▼▼▼
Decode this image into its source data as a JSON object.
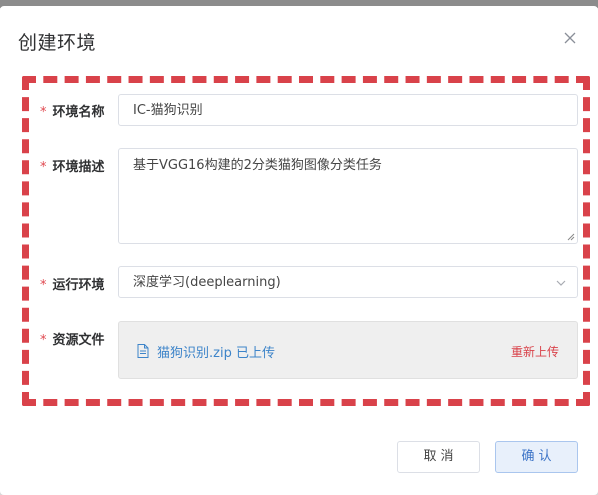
{
  "dialog": {
    "title": "创建环境",
    "close_icon": "close-icon"
  },
  "form": {
    "required_mark": "*",
    "name": {
      "label": "环境名称",
      "value": "IC-猫狗识别"
    },
    "description": {
      "label": "环境描述",
      "value": "基于VGG16构建的2分类猫狗图像分类任务"
    },
    "runtime": {
      "label": "运行环境",
      "value": "深度学习(deeplearning)",
      "icon": "chevron-down-icon"
    },
    "resource": {
      "label": "资源文件",
      "file_text": "猫狗识别.zip 已上传",
      "file_icon": "document-icon",
      "reupload_label": "重新上传"
    }
  },
  "footer": {
    "cancel_label": "取消",
    "confirm_label": "确认"
  },
  "colors": {
    "required": "#e0484f",
    "dashed_frame": "#d9424a",
    "file_link": "#3d84c9",
    "reupload": "#d9424a",
    "confirm_text": "#3d74c7"
  }
}
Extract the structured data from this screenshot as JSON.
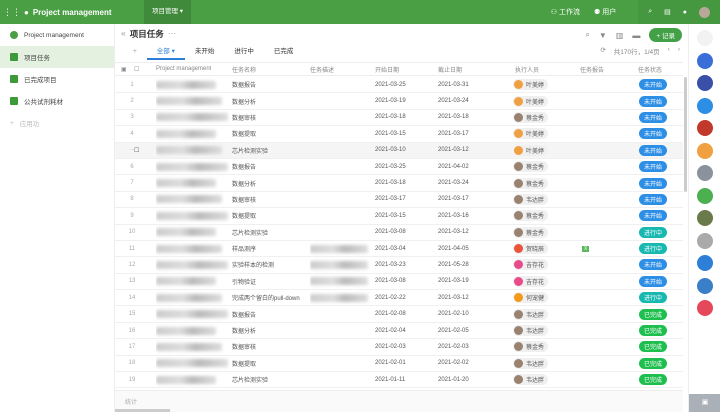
{
  "topbar": {
    "app_name": "Project management",
    "crumb": "项目管理 ▾",
    "workflow": "工作流",
    "users": "用户"
  },
  "sidebar": {
    "items": [
      "Project management",
      "项目任务",
      "已完成项目",
      "公共试剂耗材"
    ],
    "add": "应用功"
  },
  "main": {
    "title": "项目任务",
    "more": "···",
    "tabs": [
      "全部 ▾",
      "未开始",
      "进行中",
      "已完成"
    ],
    "add_record": "+ 记录",
    "pager": "共170行，1/4页",
    "footer": "统计"
  },
  "columns": [
    "Project management",
    "任务名称",
    "任务描述",
    "开始日期",
    "截止日期",
    "执行人员",
    "任务报告",
    "任务状态"
  ],
  "status_colors": {
    "未开始": "#2d8ee6",
    "进行中": "#17b8b0",
    "已完成": "#1fbf4f"
  },
  "rows": [
    {
      "n": "1",
      "name": "数据报告",
      "start": "2021-03-25",
      "end": "2021-03-31",
      "who": "叶美婷",
      "status": "未开始"
    },
    {
      "n": "2",
      "name": "数据分析",
      "start": "2021-03-19",
      "end": "2021-03-24",
      "who": "叶美婷",
      "status": "未开始"
    },
    {
      "n": "3",
      "name": "数据审核",
      "start": "2021-03-18",
      "end": "2021-03-18",
      "who": "蔡金秀",
      "status": "未开始"
    },
    {
      "n": "4",
      "name": "数据提取",
      "start": "2021-03-15",
      "end": "2021-03-17",
      "who": "叶美婷",
      "status": "未开始"
    },
    {
      "n": "···",
      "name": "芯片检测实验",
      "start": "2021-03-10",
      "end": "2021-03-12",
      "who": "叶美婷",
      "status": "未开始"
    },
    {
      "n": "6",
      "name": "数据报告",
      "start": "2021-03-25",
      "end": "2021-04-02",
      "who": "蔡金秀",
      "status": "未开始"
    },
    {
      "n": "7",
      "name": "数据分析",
      "start": "2021-03-18",
      "end": "2021-03-24",
      "who": "蔡金秀",
      "status": "未开始"
    },
    {
      "n": "8",
      "name": "数据审核",
      "start": "2021-03-17",
      "end": "2021-03-17",
      "who": "韦达胖",
      "status": "未开始"
    },
    {
      "n": "9",
      "name": "数据提取",
      "start": "2021-03-15",
      "end": "2021-03-16",
      "who": "蔡金秀",
      "status": "未开始"
    },
    {
      "n": "10",
      "name": "芯片检测实验",
      "start": "2021-03-08",
      "end": "2021-03-12",
      "who": "蔡金秀",
      "status": "进行中"
    },
    {
      "n": "11",
      "name": "样品测序",
      "start": "2021-03-04",
      "end": "2021-04-05",
      "who": "贺晓辰",
      "status": "进行中"
    },
    {
      "n": "12",
      "name": "实验样本的检测",
      "start": "2021-03-23",
      "end": "2021-05-28",
      "who": "吉存花",
      "status": "未开始"
    },
    {
      "n": "13",
      "name": "引物验证",
      "start": "2021-03-08",
      "end": "2021-03-19",
      "who": "吉存花",
      "status": "未开始"
    },
    {
      "n": "14",
      "name": "完成两个留白的pull-down",
      "start": "2021-02-22",
      "end": "2021-03-12",
      "who": "何宠健",
      "status": "进行中"
    },
    {
      "n": "15",
      "name": "数据报告",
      "start": "2021-02-08",
      "end": "2021-02-10",
      "who": "韦达胖",
      "status": "已完成"
    },
    {
      "n": "16",
      "name": "数据分析",
      "start": "2021-02-04",
      "end": "2021-02-05",
      "who": "韦达胖",
      "status": "已完成"
    },
    {
      "n": "17",
      "name": "数据审核",
      "start": "2021-02-03",
      "end": "2021-02-03",
      "who": "蔡金秀",
      "status": "已完成"
    },
    {
      "n": "18",
      "name": "数据提取",
      "start": "2021-02-01",
      "end": "2021-02-02",
      "who": "韦达胖",
      "status": "已完成"
    },
    {
      "n": "19",
      "name": "芯片检测实验",
      "start": "2021-01-11",
      "end": "2021-01-20",
      "who": "韦达胖",
      "status": "已完成"
    }
  ]
}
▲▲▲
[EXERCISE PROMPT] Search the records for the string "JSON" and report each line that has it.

[WRITTEN SOLUTION]
Decode this image into its source data as a JSON object.
Extract the structured data from this screenshot as JSON.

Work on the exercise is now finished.